◆ **DESCRIPTION OF THE TASK**
Return each line of the listing in which the word "JSON" appears.

◆ **DATA TO PROCESS**
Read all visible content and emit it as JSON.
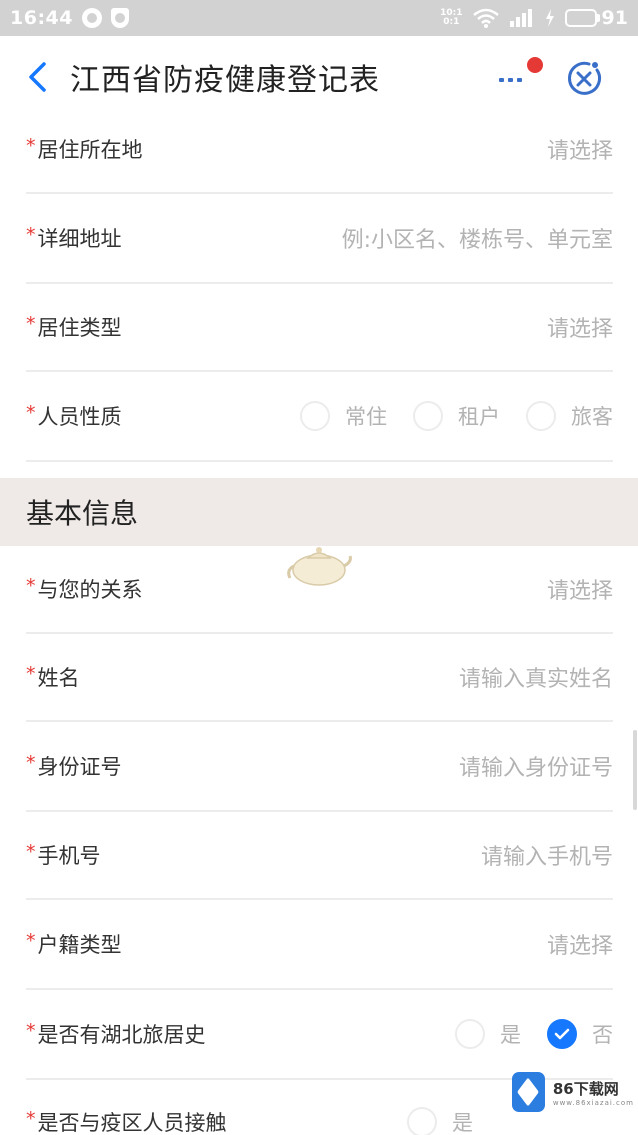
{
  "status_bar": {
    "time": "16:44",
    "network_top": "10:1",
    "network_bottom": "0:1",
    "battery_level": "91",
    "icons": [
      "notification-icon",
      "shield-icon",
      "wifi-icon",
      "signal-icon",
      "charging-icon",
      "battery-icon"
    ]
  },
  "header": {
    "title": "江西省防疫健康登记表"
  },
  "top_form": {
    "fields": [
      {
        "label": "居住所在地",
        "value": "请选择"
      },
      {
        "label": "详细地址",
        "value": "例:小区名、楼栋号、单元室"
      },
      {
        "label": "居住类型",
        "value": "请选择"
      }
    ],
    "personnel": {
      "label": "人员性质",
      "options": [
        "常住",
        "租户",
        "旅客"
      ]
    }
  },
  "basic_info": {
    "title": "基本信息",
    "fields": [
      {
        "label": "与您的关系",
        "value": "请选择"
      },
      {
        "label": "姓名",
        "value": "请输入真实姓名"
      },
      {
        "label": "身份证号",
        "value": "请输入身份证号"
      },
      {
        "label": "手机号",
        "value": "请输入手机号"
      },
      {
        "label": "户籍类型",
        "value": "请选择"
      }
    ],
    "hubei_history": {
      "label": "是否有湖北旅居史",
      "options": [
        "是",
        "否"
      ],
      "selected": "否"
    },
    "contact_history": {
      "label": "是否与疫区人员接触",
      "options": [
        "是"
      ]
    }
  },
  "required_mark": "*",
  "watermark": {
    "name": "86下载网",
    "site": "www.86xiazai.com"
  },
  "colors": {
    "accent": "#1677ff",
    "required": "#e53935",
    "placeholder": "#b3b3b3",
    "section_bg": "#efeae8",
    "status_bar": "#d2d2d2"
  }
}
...
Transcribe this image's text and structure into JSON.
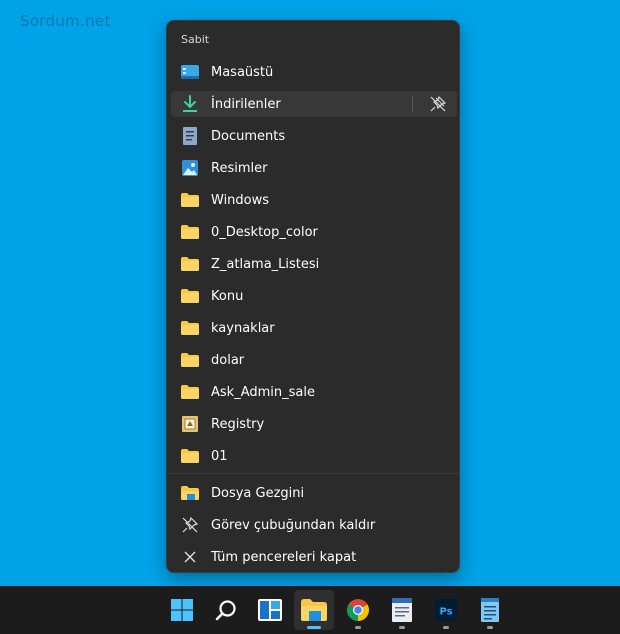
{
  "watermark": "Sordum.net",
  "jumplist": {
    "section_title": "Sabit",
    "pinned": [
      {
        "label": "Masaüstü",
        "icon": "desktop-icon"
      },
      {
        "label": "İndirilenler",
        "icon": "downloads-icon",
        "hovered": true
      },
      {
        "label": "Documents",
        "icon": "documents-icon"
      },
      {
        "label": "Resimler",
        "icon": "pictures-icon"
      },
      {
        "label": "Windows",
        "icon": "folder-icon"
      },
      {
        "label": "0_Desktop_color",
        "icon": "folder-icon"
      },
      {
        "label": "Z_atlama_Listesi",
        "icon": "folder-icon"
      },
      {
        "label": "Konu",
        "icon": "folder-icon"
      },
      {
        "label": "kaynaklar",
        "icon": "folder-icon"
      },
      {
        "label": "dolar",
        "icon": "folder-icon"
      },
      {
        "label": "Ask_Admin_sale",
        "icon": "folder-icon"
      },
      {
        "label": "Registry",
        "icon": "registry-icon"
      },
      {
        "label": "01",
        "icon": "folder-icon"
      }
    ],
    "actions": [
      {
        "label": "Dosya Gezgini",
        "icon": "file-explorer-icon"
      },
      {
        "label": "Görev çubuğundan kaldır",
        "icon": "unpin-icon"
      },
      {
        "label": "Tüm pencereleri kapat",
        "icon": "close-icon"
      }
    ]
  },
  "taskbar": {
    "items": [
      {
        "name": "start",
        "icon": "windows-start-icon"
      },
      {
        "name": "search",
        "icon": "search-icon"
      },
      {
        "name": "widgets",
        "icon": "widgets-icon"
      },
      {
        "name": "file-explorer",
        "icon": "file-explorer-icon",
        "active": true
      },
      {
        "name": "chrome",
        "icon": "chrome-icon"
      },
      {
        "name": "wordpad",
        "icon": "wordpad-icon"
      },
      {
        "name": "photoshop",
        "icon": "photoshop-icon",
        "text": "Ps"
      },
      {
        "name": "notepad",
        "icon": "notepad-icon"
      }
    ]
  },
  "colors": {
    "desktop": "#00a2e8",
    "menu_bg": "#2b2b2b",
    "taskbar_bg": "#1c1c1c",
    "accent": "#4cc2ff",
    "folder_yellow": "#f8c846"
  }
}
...
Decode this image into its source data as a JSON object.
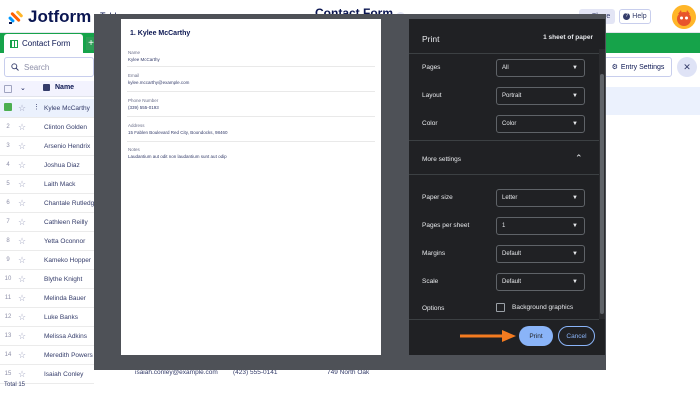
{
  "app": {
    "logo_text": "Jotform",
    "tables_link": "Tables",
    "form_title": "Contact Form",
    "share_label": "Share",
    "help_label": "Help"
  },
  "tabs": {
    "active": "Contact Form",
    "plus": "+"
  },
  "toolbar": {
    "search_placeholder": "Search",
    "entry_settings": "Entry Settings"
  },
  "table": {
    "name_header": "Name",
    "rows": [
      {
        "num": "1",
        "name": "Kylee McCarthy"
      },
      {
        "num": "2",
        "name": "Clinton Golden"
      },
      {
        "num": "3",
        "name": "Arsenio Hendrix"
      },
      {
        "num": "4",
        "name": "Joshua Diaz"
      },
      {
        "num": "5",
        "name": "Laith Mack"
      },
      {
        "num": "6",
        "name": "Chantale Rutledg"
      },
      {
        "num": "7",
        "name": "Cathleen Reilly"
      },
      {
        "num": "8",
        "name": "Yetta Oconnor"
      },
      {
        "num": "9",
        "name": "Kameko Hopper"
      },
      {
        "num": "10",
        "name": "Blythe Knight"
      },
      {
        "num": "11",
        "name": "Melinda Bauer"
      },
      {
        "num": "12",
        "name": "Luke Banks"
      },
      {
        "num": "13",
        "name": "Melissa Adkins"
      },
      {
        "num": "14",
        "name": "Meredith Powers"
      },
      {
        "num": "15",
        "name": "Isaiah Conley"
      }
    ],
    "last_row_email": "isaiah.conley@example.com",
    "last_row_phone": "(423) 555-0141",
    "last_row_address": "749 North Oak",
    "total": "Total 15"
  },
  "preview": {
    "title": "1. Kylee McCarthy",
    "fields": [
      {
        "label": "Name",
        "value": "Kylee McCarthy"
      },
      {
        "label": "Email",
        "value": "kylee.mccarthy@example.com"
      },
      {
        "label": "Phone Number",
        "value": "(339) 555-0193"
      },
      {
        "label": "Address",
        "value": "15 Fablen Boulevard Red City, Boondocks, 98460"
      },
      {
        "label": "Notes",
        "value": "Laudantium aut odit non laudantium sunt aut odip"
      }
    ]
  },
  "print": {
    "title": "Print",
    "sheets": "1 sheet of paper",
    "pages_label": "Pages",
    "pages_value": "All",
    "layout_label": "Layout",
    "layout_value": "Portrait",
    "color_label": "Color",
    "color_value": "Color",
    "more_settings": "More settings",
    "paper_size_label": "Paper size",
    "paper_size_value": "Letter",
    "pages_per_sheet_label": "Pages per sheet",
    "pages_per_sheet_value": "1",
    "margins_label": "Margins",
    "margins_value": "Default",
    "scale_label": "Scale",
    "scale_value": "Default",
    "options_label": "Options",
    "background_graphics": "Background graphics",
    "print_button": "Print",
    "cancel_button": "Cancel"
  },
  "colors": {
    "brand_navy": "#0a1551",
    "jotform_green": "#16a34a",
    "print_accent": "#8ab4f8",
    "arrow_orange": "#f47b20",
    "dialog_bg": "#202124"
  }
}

◆ **SOLUTION FOR THIS PROBLEM**
Read all visible content and emit it as JSON.
Transcribe this image's text and structure into JSON.
Decode this image into its source data as a JSON object.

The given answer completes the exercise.